Engineers from General Plug and Manufacturing searched for a material for their magnetic drain plug redesign and chose a new rubber bonded magnet from the Electrodyne Company of Batavia, Ohio. Plastalloy is a high-energy material that maintains its characteristics under the rigors of service in a hot oil environment, plus it can withstand the high impact of a crimping press, and survive a drop from virtually any height.
Drain plugs are pretty straightforward. A straight or tapered threaded plug fitted with some kind of secondary seal assembles into a tapped hole in an engine oil drain pan or a differential housing. Many manufacturers simply affix a magnet to a standard designed plug to catch ferrous particles in the oil stream.
Tapered threads are cut or formed on an angle so that when they are assembled with a mating thread, there is interference between the external and internal threads. To ensure that the threads are sealed, Teflon tape or liquid thread sealant is commonly applied to the thread surfaces; which can be a time consuming process, especially for plugs that are removed and re-installed frequently, as in oil drain applications.
Plugs with straight threads are easy to install and remove, as they require no thread sealing. A seal is typically assembled between the underside of the plug head and the mating surface of the drain hole. Fiber, plastic, copper or other materials have been used as seals. While temporarily effective, they loosen during use, requiring retightening to prevent leaks.
Engineers can use several methods to mount the magnet to the plug. The simplest method is to crimp the metal surrounding the magnet in several places to ensure that it does not come loose from the plug end. With AlNiCo or ceramic materials, however, excess crimping force will damage the magnet.

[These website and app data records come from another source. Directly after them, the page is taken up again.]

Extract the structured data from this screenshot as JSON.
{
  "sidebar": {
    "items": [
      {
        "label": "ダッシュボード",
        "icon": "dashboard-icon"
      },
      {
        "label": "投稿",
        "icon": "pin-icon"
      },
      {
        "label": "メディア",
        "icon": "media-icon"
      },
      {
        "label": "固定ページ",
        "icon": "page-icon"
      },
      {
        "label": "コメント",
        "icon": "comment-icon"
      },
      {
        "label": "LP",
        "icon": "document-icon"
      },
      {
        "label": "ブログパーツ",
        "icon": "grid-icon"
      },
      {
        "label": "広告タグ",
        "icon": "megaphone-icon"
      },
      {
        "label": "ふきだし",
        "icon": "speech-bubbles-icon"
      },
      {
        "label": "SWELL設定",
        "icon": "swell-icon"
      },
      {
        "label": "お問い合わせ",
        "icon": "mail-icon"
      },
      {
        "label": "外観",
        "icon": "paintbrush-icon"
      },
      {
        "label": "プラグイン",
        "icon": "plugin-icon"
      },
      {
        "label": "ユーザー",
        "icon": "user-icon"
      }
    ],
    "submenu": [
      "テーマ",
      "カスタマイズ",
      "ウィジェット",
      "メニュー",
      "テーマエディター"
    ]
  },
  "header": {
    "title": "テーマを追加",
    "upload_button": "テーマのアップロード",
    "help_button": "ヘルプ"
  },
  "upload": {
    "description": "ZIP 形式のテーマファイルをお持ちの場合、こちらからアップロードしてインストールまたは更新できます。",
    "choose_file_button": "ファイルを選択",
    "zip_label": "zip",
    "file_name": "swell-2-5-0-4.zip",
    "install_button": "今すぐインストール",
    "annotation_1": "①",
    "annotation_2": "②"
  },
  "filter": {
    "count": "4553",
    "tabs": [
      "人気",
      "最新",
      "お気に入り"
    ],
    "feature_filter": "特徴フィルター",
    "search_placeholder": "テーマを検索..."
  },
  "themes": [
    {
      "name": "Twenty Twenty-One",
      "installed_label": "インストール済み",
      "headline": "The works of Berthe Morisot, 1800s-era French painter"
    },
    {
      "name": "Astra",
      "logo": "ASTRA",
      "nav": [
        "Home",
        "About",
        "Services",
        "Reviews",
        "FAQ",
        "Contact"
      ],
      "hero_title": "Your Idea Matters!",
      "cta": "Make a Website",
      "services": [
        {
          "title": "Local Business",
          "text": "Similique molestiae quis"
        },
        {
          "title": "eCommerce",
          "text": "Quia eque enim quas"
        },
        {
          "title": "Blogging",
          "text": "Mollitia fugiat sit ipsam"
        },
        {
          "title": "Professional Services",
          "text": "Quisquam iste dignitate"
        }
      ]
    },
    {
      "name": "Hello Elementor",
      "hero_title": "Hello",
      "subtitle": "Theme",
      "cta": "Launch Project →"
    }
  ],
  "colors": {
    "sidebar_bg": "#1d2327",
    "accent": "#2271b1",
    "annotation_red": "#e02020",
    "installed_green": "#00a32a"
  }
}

Another mounting method uses a set screw through a hole in the middle of the magnet. The drawbacks of this method include extra labor to tighten the screw, and potential cracking if too much force is applied. Epoxies will hold magnets in place, too, but the epoxy is messy and requires considerable labor to install, as well as time to cure, which complicates the manufacturing procedure.
Plastalloy can be magnetized using various methods including conventional, two-poles each side, multiple-poles, or with custom magnetization patterns to suit industrial applications.
It is available in magnet sheets, strips or die-cut shapes, with options that include pressure
sensitive adhesive, polarity identification, custom formulations, and special cutting techniques.
To eliminate these problems, the General Plug procedure forms a pocket in the end of the drain plug, and then inserts the rubber bonded Plastalloy magnet into it. Material from the rim of the pocket is then roll-formed over the Plastalloy, holding it firmly in place. The “bead” that is rolled over the magnet’s edge is both uniform and functional, ensuring that the magnet stays firmly in place with no sharp edges to harm those removing or installing the drain plug.
Unlike the sintered materials, Plastalloy is resilient and durable enough to withstand the roll forming procedure. Since it requires no additional materials, retention by roll forming results in an attractive and cost-effective end product.
The redesigned plug features metal-to-metal contact between the bearing surface of the plug and the bearing surface of the tapped hole. This allows a proper torque-tension relationship to be maintained on the assembled plug. An elastomeric washer-seal encased within a groove formed on the underside of the head of the plug creates a seal. Since straight threads are used, the plugs can readily be installed and removed.
Electrodyne Company Inc.
: Design World :